The emergence of transradial access
One recent development is transradial access, where a catheter is introduced through the radial rather than femoral artery. Making this feasible has been the arrival of automated contrast injectors which permit improvements in angiographic image resolution.
Typically, smaller catheters in use today are 5 Fr. Sheathless catheters promise to reduce the miniaturization envelope even further, since the catheter sheath typically adds 1-2 Fr in diameter. In such circumstances, some foresee a future with what are effectively equivalent to 3 Fr interventions based on a 4 or 5 Fr sheathless catheter.
Cardiologists divided over smaller catheters
However, there is still doubt about the impact of smaller catheters on procedural efficiency and outcomes. In turn, this dovetails into a longer-running debate about the utility of radial access (one of the drivers of demand for smaller catheters) versus the femoral route.

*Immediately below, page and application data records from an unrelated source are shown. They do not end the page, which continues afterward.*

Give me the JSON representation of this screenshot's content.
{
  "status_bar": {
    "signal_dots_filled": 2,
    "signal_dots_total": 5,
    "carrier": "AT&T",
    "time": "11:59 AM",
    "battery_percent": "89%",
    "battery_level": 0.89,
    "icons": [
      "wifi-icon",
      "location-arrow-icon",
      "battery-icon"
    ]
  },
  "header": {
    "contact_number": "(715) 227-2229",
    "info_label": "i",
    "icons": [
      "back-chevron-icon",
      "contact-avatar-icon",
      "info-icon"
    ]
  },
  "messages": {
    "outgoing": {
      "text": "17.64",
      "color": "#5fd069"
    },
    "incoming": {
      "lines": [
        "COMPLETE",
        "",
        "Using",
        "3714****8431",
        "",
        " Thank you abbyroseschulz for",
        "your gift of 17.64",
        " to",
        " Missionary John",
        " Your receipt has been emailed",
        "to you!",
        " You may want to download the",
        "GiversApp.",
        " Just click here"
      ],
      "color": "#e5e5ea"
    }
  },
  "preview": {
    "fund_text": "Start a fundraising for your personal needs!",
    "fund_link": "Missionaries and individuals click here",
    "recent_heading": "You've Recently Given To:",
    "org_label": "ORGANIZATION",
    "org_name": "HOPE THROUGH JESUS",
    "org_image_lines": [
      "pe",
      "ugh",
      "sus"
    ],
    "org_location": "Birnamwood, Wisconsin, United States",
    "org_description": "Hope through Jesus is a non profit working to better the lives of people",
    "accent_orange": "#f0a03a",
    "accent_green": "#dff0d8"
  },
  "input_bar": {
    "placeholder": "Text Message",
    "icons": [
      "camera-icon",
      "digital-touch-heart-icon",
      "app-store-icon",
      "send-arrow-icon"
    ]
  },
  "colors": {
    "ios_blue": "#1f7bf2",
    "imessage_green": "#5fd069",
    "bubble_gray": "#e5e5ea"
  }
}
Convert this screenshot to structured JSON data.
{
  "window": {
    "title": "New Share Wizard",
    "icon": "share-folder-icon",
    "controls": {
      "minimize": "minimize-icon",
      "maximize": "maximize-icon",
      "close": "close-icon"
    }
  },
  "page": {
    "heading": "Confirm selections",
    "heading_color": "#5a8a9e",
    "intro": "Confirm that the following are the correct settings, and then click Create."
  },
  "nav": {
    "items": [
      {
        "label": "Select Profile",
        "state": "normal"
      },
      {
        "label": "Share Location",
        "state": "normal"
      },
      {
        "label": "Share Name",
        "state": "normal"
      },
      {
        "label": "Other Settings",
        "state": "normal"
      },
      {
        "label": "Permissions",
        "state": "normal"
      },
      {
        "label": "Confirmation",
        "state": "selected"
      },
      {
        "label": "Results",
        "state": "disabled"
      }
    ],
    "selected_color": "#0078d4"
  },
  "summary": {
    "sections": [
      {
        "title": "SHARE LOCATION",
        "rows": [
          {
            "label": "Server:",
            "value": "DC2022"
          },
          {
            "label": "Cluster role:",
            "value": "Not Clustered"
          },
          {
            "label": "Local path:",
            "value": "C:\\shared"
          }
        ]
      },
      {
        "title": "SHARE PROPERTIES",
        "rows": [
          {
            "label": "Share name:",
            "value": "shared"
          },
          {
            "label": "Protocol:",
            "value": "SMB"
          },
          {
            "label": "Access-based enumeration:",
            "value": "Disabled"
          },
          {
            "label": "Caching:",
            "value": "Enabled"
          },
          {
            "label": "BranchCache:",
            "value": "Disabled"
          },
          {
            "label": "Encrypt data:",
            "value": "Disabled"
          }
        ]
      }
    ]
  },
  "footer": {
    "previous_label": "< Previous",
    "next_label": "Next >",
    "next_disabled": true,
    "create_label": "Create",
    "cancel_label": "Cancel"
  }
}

Interventional cardiologists seem divided into two camps on the issue.
The first consists of those who believe 6 Fr (considered